Spreading the Word About Bipolar Disorder
If you still use the outdated term or know people that do, take time to change your terminology or give others the proper information. Accuracy always matters.
Share your newfound education with the important people in your life. By giving them knowledge on the topic of bipolar disorder, they are actually gaining knowledge about you.
No longer must they be confused, angered, and surprised by your symptoms. With the right information, they can know what you are going through and how to respond.
Moving Towards Treatment
Once your condition is established, you can move towards finding effective and lasting treatments to reduce your symptoms and improve your functioning in the world. Treating bipolar disorder requires patience, perseverance, and the understanding that it will always be more challenging than you thought.
Start with Self-Awareness
Whether you call it self-awareness, insight, or self-monitoring, paying attention to yourself is an essential component of any bipolar disorder treatment. How can you answer questions from a therapist or psychiatrist if you don’t even know yourself?
To start the process, think about your thoughts. What are you thinking about, and why are you thinking about that?
Pay particular attention to thoughts that are very pessimistic or thoughts that are overly optimistic. Any ideas of death, suicide, or flawed perceptions of your abilities will be important pieces of information to track and report.
Your behaviors will be another key to your self-awareness. What are you doing, who are you doing it with, and how long are you doing it for?
Your sleep, diet, and exercise will be a worthwhile focus on your behavior tracking. If you notice that you are sleeping 20 hours per day, getting no exercise, and eating only pretzels on the couch, you’ve just discovered a problem.
Feelings are the final section of your tracking.
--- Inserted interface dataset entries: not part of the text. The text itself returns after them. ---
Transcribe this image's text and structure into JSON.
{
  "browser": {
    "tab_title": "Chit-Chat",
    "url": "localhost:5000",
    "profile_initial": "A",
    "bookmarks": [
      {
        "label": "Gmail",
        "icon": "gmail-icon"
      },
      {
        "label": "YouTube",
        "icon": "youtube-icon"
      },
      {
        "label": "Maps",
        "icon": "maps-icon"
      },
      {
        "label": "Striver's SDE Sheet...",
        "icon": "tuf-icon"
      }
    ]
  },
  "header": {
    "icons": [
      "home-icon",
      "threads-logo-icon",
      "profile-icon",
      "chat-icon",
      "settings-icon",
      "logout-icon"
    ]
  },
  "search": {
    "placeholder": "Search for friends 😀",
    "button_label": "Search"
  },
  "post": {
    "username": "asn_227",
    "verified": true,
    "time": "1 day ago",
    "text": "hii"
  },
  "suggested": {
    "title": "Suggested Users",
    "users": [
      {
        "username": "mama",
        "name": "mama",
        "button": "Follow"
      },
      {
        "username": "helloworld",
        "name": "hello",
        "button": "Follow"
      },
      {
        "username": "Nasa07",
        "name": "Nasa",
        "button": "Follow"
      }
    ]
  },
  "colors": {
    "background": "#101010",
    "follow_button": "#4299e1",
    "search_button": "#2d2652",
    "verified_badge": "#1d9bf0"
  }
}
When tracking your feelings, try to avoid words like “depressed” or “manic” and replace with more specific ways of feeling.
Good options for feeling words include:
Study online lists of feeling words to expand your feeling vocabulary.
Information from your friends and family will aid your self-awareness. How do they see you? What do they think of your symptoms?
Put your Awareness to Work
With your data on thoughts, feelings, and behaviors, you will have information on your trends and triggers. With luck, some tendencies will emerge from your data that you can use to adjust the outcomes.
If you notice you always feel sadder and have more negative thoughts after you speak to your sister on the phone, maybe you need to adjust the conversation or limit contact for a time. If you always have better optimism and moods when you leave the house, perhaps you should seek out every opportunity to get out of your home.
When you try to make small and subtle changes to your routines, stick to the adjustments for a week while continuing to track and observe the effects. Of course, improvements will not happen overnight, so you must stick to the program with the belief that your hard work will pay off eventually.
This situation is the perfect opportunity to continue employing your loved ones to help your cause. Let them know how they can help and point them in the direction you need them.
Their assistance can help you feel better and improve your relationships. As they gain a better understanding of your condition and your symptoms, their loved and patience will grow.
Involve the Professionals
Knowing your trends and taking measures to improve your symptoms at home are great ways to invest your energy, but perhaps more than any other mental health condition, bipolar is hard to treat at home. If your symptoms persist, call in the professionals.
Mental health treatment is available everywhere across the county in countless forms. For adults with bipolar disorder, seeing a medical professional capable of prescribing medications like a psychiatrist or nurse practitioner is a wonderful starting point.
These professionals work exclusively with mental health disorders, which make them experts in medications and how people will react. Primary care physicians (PCP) will often prescribe medications for mental health conditions, but if your symptoms persist, try consulting a prescriber with a refined focus.
Attending individual or group therapy is going to be a welcome addition to any bipolar treatment plan. Medications will help the physiological changes in the brain while therapy can improve thoughts and behaviors.
Therapist is a general term that includes social workers, counselors, and psychologists. Each therapist will have a unique combination of education and experience to create their professional orientation and their recommended interventions.
Mental health professionals can identify and treat your symptoms in ways you didn’t know existed. Professional treatment is a great decision for anyone with bipolar disorder or changing moods.